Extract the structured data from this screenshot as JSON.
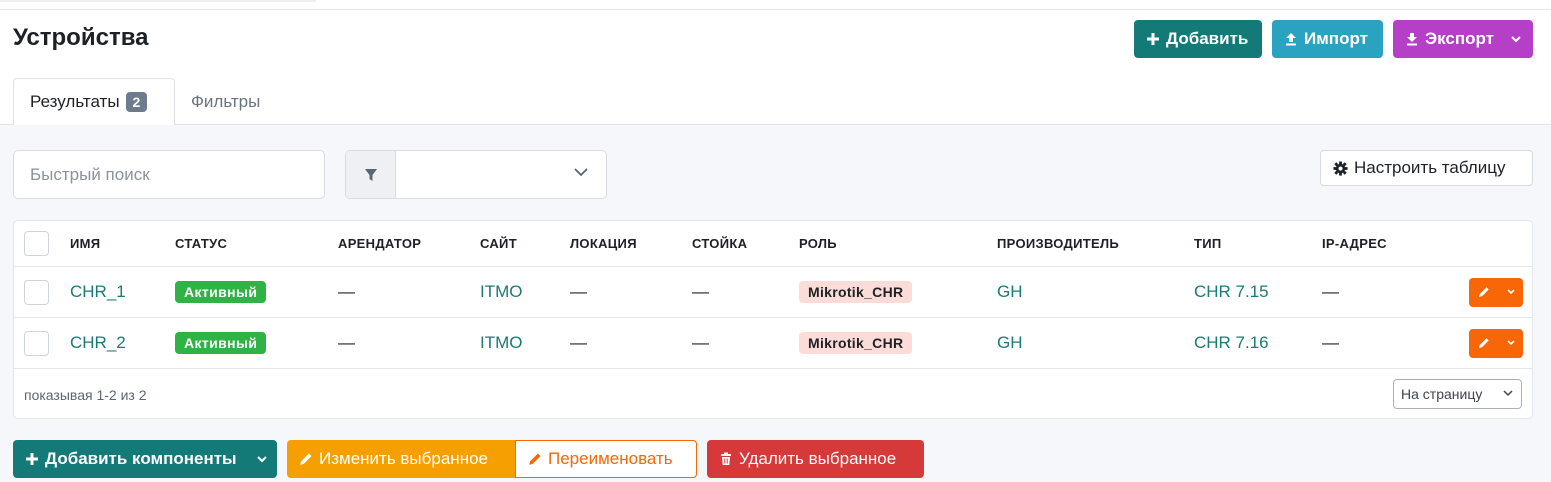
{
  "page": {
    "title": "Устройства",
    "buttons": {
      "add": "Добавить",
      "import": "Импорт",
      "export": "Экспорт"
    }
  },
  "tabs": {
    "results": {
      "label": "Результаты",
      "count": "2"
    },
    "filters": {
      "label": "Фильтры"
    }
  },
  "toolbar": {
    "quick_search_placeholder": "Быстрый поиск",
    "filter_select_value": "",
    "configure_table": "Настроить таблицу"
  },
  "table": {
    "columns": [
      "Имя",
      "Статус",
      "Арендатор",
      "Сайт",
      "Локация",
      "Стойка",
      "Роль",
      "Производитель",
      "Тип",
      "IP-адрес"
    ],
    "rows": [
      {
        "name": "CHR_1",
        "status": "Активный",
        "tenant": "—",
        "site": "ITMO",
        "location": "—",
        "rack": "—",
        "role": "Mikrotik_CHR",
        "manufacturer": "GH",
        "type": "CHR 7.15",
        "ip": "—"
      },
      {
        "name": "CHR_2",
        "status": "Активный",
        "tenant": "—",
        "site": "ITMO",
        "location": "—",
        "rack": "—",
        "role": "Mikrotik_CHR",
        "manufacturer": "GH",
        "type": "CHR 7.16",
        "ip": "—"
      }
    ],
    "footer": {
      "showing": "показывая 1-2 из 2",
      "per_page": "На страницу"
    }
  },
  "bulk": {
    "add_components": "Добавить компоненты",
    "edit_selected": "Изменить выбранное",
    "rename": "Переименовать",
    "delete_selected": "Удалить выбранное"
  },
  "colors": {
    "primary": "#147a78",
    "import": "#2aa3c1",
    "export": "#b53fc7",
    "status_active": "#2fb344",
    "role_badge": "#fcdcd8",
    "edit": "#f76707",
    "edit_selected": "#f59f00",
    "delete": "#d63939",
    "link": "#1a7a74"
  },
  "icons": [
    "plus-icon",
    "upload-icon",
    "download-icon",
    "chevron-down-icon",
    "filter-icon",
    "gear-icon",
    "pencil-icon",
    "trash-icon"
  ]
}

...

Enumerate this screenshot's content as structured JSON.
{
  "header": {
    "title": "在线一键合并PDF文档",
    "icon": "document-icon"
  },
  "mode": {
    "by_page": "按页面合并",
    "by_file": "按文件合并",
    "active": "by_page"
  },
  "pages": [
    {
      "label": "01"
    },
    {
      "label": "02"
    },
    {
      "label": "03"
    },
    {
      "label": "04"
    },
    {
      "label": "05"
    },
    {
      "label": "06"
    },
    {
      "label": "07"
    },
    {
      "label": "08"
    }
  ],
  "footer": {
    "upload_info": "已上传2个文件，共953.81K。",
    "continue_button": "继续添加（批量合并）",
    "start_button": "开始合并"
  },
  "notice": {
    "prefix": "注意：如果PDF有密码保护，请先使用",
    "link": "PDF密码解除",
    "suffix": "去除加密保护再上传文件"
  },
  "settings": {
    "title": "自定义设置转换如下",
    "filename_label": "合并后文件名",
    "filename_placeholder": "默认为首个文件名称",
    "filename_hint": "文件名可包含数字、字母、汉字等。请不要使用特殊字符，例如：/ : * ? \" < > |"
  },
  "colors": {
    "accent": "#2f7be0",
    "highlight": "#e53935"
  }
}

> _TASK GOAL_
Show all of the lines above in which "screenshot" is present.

> _EXERCISE RESPONSE_
Extract the structured data from this screenshot as JSON.
Enumerate this screenshot's content as structured JSON.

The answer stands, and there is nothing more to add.